Let’s say you have a paper or project that you would like to present at an academic conference. You may have no idea how to find an appropriate conference for your work. There are a few notable resources that list calls for papers in various disciplines. While some of these calls are expressly aimed at papers to be published in a book or journal, often times calls for conference proposals are mixed in. There are even a few websites that only list upcoming conferences and omit calls for standard papers completely. Perhaps one of the most well-known sites is known simply as the WikiCFP. WikiCFP lists upcoming conferences in computer science and associated fields. One of the largest resources for finding humanities conferences is the UPenn listserv. This massive, everchanging list of calls is hosted by the English department at the University of Pennsylvania. For those looking for conferences in the sciences, the Yale undergraduate page for Science & Quantitative Reasoning lists a plethora of conferences. While some of these, as the page name suggests, are primarily aimed at undergraduate students, a majority of them permit more graduate students by number. Below this paragraph, a list of resources compiling conferences is included. If you still struggle to find a conference that suits you, it is best to reach out to your department, other students and colleagues, or to check the website of an academic research organization within your field.
- Computer Science and general technology fields: http://www.wikicfp.com/cfp/.
- Humanities, general: https://call-for-papers.sas.upenn.edu/.
- Sciences, general: https://science.yalecollege.yale.edu/student-resources/scientific-conferences, https://sciences.ugresearch.ucla.edu/conferences/.
- History: https://www.msudenver.edu/history/conferences/, https://history.uccs.edu/upcoming-history-conferences
- Psychology: https://psychology.ucmerced.edu/graduate-program/resources-current-students/conferences-psychological-sciences
- Linguistics: https://www.linguisticsociety.org/conferences-calls

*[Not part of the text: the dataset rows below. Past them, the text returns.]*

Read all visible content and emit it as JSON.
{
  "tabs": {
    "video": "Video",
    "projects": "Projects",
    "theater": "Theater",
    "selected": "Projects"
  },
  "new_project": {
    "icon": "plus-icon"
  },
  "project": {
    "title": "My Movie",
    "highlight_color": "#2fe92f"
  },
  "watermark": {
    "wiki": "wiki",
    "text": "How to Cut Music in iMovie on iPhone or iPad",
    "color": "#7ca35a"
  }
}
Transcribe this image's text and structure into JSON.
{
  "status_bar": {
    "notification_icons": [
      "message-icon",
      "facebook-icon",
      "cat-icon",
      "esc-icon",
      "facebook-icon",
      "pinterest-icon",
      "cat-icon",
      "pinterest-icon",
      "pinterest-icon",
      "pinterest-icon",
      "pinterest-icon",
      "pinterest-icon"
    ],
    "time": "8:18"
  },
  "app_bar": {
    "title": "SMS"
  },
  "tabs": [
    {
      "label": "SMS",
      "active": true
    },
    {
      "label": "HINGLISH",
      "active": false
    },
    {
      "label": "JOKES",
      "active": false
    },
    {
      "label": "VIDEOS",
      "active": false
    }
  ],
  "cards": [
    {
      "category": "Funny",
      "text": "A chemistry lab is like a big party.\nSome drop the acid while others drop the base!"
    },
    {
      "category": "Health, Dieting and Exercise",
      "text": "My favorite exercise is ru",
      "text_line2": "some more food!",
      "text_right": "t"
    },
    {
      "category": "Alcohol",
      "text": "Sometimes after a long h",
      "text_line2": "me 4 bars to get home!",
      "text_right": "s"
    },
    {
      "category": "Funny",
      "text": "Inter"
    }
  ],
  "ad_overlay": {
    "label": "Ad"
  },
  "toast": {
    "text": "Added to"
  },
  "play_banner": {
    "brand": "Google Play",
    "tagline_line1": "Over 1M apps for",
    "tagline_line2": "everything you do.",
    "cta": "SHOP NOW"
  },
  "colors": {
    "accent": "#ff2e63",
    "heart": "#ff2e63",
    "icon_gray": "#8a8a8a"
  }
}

A final word of caution: beware of predatory conferences, also known as scam conferences. These events are not backed by a legitimate academic organization or institution. Typically, such events will make ridiculous claims, flaunting advertisements announcing that some of the top scholars in a particular field will be attending. These predatory conferences are often listed on websites that have no school or organization affiliation. Sometimes notice of such conferences is even emailed en masse to student email addresses or any email address with a “.edu” ending. You can often times determine whether or not a given conference is reputable by doing a simple search online. If you are still uncertain, it may be best to contact your academic advisor or department for advice. Be wary, but don’t let the existence of predatory conferences deter you from taking part or giving a presentation at a legitimate event. Conferences are often wonderful experiences that open up many doors for students and established academics alike.